**ASSIGNMENT:**
Your reply should be one number: how many lines of the records below contain the string "only".
─── SUPPLIED DATA ───
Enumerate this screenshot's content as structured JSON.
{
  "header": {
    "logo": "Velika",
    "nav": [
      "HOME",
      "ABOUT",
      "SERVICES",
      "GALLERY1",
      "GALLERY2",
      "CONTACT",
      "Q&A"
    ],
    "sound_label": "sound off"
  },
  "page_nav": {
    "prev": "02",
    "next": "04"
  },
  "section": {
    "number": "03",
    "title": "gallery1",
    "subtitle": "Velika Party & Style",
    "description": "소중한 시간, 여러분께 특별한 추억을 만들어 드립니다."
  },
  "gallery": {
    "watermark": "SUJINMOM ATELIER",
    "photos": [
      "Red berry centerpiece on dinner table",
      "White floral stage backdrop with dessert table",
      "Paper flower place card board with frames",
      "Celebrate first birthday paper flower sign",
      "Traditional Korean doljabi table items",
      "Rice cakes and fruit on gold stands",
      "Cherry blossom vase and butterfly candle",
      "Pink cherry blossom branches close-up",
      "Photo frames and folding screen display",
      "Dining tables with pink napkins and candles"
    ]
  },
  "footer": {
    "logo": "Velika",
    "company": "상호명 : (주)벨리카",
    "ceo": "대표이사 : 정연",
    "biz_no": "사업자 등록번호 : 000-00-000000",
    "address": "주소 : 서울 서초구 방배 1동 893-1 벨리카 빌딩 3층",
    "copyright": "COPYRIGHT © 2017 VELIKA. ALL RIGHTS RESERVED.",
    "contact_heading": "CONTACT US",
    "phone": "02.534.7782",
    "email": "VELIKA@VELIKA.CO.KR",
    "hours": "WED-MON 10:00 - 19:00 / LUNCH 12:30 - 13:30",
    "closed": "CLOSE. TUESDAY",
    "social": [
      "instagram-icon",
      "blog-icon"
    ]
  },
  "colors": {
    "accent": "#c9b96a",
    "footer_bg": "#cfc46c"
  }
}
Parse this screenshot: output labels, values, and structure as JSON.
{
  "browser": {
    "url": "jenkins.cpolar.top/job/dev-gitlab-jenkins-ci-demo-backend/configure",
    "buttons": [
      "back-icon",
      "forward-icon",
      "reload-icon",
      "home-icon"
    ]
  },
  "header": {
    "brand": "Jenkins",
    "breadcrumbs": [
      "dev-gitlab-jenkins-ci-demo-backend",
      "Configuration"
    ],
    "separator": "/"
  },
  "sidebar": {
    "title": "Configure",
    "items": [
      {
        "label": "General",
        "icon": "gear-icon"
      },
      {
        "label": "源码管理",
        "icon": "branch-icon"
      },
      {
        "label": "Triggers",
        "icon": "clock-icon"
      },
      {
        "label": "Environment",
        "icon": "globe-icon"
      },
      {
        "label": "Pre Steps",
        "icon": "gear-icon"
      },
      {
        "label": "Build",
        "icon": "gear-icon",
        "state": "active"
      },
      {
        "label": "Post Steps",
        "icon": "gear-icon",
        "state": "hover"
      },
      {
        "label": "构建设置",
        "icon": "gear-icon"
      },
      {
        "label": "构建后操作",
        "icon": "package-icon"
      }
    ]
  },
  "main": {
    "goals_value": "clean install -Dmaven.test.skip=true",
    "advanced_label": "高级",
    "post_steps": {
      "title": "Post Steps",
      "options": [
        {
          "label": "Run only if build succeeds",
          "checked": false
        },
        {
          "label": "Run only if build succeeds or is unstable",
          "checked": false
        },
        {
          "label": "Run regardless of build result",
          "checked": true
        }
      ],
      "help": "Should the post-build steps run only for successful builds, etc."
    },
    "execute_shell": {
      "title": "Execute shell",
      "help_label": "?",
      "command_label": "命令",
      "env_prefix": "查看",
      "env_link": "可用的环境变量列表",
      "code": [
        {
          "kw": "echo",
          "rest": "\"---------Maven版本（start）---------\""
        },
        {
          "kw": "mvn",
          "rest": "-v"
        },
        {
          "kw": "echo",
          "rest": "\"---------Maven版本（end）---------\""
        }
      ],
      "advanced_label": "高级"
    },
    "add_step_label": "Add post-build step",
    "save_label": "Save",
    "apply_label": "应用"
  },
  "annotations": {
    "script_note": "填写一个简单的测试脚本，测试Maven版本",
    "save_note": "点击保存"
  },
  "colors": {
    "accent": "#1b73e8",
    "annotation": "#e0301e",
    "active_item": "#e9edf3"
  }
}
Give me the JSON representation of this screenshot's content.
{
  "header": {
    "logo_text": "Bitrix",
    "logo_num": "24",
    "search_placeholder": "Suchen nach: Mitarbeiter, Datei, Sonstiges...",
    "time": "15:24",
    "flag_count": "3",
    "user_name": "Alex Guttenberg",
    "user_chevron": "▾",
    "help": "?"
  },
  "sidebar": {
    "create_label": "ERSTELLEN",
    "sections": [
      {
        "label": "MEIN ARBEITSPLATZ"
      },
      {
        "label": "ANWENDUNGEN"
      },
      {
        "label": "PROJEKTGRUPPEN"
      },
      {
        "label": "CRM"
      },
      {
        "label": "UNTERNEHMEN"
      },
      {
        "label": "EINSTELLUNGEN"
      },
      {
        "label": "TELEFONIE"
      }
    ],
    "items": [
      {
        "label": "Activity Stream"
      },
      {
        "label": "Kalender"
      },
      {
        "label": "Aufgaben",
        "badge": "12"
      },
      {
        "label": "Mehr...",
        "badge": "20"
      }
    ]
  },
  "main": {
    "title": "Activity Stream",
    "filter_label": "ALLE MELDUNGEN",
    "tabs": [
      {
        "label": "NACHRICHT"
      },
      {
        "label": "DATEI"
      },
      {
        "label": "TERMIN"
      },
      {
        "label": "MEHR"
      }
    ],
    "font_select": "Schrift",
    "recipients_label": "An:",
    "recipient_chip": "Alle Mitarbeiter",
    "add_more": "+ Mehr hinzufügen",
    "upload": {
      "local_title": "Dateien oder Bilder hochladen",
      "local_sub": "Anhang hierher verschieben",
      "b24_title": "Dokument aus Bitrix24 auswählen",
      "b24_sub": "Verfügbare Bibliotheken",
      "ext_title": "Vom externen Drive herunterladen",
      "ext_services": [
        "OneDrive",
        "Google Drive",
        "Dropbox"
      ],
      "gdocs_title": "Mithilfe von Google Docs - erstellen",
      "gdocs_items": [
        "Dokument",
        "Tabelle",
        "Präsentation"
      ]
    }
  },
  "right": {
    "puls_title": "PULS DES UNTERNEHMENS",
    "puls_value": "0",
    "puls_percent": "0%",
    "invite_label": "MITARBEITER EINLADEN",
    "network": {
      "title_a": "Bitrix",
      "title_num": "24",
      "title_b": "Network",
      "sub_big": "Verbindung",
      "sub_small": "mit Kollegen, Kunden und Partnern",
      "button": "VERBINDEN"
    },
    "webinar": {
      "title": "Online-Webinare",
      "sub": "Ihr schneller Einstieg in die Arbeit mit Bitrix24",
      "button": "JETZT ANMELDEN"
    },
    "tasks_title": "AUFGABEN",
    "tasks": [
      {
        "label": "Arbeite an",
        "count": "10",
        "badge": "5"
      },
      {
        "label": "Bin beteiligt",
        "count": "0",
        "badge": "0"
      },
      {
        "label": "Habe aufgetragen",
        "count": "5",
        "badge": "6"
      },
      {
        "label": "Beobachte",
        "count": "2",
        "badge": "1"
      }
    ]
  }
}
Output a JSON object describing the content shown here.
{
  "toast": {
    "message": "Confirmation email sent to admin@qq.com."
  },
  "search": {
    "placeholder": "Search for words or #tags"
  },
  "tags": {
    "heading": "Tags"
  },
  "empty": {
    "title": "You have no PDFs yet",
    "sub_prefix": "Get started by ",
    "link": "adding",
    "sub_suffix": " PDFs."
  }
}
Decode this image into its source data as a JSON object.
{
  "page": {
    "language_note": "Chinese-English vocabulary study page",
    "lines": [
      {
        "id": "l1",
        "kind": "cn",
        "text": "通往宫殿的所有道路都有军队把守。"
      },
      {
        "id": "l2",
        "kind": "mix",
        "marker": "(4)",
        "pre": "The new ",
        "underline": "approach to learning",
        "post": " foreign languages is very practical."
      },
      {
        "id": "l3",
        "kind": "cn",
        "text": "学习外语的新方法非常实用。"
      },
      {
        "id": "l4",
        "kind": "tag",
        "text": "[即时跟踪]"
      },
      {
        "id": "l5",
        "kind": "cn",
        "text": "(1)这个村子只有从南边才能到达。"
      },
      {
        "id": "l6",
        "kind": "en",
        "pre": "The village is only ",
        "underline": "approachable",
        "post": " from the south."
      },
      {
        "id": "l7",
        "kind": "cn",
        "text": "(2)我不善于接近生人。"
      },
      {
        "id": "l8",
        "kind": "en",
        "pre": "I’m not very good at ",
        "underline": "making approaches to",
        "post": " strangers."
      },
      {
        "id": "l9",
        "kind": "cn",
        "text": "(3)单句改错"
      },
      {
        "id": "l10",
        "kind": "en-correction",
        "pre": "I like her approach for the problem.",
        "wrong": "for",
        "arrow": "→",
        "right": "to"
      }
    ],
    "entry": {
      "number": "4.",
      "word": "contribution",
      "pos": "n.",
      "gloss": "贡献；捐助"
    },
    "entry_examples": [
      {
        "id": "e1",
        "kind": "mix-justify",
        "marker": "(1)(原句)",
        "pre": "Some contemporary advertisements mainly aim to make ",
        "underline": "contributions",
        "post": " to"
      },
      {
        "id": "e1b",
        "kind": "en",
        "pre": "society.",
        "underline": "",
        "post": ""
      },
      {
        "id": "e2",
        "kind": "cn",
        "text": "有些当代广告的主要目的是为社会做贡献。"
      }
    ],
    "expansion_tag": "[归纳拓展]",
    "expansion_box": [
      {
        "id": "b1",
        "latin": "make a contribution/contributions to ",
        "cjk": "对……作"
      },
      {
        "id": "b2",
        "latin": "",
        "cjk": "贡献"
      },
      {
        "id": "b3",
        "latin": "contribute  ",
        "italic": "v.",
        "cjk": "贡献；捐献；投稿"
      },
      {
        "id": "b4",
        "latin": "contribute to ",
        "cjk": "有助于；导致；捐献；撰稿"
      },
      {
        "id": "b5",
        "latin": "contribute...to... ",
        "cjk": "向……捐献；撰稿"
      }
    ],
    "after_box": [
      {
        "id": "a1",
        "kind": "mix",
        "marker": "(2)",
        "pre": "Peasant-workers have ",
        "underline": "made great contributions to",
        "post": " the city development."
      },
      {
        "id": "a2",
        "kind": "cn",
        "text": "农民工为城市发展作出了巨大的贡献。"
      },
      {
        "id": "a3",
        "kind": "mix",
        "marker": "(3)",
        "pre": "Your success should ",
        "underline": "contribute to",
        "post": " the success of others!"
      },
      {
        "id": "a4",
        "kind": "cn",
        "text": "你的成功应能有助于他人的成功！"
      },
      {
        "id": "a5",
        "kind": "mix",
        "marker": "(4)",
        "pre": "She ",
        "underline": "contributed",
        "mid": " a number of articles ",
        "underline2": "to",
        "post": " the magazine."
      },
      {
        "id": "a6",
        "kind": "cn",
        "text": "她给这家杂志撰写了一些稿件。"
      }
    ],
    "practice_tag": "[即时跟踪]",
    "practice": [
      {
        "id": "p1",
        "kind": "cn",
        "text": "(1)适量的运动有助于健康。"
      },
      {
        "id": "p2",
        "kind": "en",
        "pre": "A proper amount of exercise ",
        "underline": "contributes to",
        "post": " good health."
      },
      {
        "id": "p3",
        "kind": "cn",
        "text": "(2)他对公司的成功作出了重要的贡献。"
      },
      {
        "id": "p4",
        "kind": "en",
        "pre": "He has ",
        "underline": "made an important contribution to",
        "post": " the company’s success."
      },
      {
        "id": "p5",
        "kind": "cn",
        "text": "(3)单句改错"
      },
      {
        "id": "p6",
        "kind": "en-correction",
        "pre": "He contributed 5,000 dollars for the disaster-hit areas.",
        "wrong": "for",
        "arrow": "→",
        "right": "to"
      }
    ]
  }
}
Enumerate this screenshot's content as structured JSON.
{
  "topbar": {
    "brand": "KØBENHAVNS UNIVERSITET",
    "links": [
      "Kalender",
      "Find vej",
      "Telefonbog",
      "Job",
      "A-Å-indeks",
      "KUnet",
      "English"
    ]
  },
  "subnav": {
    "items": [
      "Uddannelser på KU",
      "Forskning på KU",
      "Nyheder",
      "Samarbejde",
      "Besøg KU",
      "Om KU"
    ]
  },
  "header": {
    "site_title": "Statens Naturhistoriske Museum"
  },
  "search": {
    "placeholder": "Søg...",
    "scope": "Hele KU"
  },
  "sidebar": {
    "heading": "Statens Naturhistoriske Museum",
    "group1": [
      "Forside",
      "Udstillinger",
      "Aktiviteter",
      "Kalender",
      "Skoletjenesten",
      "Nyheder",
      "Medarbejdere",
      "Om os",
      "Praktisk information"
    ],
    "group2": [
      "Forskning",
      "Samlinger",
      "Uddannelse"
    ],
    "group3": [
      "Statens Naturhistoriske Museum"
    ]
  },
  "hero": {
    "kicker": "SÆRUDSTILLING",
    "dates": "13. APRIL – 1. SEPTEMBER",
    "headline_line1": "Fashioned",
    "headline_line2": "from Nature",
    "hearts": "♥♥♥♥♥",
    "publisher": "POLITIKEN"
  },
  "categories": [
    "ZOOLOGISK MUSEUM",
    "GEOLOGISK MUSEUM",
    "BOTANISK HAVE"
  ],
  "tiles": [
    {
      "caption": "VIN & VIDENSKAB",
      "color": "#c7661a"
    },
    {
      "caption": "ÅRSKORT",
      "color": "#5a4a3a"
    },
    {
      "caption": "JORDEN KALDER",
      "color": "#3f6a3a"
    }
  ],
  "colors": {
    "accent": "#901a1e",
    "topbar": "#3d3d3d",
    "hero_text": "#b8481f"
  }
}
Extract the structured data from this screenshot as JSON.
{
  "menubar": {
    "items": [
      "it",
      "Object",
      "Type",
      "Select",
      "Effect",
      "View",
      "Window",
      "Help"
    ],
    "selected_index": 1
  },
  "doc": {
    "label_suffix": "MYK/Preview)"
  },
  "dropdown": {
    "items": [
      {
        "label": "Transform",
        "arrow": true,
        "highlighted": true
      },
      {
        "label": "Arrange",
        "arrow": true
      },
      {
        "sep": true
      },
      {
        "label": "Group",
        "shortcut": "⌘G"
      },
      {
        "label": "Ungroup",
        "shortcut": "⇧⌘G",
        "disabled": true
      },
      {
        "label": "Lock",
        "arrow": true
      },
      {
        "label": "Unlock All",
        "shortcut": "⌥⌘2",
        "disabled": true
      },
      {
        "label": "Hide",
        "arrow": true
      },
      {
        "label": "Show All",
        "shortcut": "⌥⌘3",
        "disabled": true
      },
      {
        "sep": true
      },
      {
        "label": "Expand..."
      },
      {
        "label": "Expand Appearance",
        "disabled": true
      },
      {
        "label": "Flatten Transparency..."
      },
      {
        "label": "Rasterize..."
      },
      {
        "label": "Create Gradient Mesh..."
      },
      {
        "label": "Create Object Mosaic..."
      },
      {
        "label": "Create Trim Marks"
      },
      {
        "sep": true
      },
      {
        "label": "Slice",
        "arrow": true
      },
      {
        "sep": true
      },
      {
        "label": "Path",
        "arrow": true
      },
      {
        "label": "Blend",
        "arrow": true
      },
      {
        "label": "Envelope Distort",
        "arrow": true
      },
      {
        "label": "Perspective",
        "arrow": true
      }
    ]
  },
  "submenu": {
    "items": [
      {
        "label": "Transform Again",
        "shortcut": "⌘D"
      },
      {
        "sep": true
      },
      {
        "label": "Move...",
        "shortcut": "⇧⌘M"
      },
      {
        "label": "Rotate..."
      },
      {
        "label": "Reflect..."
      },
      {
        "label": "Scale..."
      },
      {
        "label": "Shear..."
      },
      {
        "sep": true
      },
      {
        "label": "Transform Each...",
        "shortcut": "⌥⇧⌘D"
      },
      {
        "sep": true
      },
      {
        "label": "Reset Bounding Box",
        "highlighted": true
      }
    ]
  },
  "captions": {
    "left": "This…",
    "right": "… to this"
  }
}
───
**ANSWER SPACE:**
4